THE TASK –
Print each record exactly, with no word added or removed.

Data about app and page elements –
☆ ☆ ☆

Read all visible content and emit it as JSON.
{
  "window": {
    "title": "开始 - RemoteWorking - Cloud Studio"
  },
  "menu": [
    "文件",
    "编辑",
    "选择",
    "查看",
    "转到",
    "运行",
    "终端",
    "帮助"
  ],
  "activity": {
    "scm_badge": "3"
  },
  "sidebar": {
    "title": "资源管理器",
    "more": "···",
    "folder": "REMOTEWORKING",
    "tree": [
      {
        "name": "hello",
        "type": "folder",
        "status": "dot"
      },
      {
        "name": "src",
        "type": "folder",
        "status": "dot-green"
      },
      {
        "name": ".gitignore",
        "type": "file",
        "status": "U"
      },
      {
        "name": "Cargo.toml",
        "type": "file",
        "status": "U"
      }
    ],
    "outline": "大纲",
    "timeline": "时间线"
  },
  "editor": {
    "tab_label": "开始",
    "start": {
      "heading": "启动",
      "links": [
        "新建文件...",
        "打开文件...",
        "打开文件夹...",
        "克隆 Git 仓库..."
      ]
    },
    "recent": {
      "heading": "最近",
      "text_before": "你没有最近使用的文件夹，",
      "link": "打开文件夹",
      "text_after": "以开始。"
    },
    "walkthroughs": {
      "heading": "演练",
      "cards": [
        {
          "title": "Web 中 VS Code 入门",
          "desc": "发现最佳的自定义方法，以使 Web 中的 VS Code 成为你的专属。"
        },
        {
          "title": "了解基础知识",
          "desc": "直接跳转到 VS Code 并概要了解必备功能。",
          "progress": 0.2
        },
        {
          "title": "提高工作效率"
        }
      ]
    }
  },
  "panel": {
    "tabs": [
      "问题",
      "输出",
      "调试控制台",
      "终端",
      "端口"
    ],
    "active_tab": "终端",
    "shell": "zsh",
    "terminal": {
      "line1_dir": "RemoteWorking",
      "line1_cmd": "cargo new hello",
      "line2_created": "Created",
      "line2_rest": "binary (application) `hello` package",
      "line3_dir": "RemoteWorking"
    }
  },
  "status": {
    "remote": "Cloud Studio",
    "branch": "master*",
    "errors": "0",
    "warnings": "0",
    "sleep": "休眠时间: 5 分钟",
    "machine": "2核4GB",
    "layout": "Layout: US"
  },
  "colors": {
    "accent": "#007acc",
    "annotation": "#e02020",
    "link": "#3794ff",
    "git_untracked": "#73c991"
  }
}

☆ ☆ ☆

RESPONSE –
Read all visible content and emit it as JSON.
{
  "window": {
    "title": "开始 - RemoteWorking - Cloud Studio"
  },
  "menu": [
    "文件",
    "编辑",
    "选择",
    "查看",
    "转到",
    "运行",
    "终端",
    "帮助"
  ],
  "activity": {
    "scm_badge": "3"
  },
  "sidebar": {
    "title": "资源管理器",
    "more": "···",
    "folder": "REMOTEWORKING",
    "tree": [
      {
        "name": "hello",
        "type": "folder",
        "status": "dot"
      },
      {
        "name": "src",
        "type": "folder",
        "status": "dot-green"
      },
      {
        "name": ".gitignore",
        "type": "file",
        "status": "U"
      },
      {
        "name": "Cargo.toml",
        "type": "file",
        "status": "U"
      }
    ],
    "outline": "大纲",
    "timeline": "时间线"
  },
  "editor": {
    "tab_label": "开始",
    "start": {
      "heading": "启动",
      "links": [
        "新建文件...",
        "打开文件...",
        "打开文件夹...",
        "克隆 Git 仓库..."
      ]
    },
    "recent": {
      "heading": "最近",
      "text_before": "你没有最近使用的文件夹，",
      "link": "打开文件夹",
      "text_after": "以开始。"
    },
    "walkthroughs": {
      "heading": "演练",
      "cards": [
        {
          "title": "Web 中 VS Code 入门",
          "desc": "发现最佳的自定义方法，以使 Web 中的 VS Code 成为你的专属。"
        },
        {
          "title": "了解基础知识",
          "desc": "直接跳转到 VS Code 并概要了解必备功能。",
          "progress": 0.2
        },
        {
          "title": "提高工作效率"
        }
      ]
    }
  },
  "panel": {
    "tabs": [
      "问题",
      "输出",
      "调试控制台",
      "终端",
      "端口"
    ],
    "active_tab": "终端",
    "shell": "zsh",
    "terminal": {
      "line1_dir": "RemoteWorking",
      "line1_cmd": "cargo new hello",
      "line2_created": "Created",
      "line2_rest": "binary (application) `hello` package",
      "line3_dir": "RemoteWorking"
    }
  },
  "status": {
    "remote": "Cloud Studio",
    "branch": "master*",
    "errors": "0",
    "warnings": "0",
    "sleep": "休眠时间: 5 分钟",
    "machine": "2核4GB",
    "layout": "Layout: US"
  },
  "colors": {
    "accent": "#007acc",
    "annotation": "#e02020",
    "link": "#3794ff",
    "git_untracked": "#73c991"
  }
}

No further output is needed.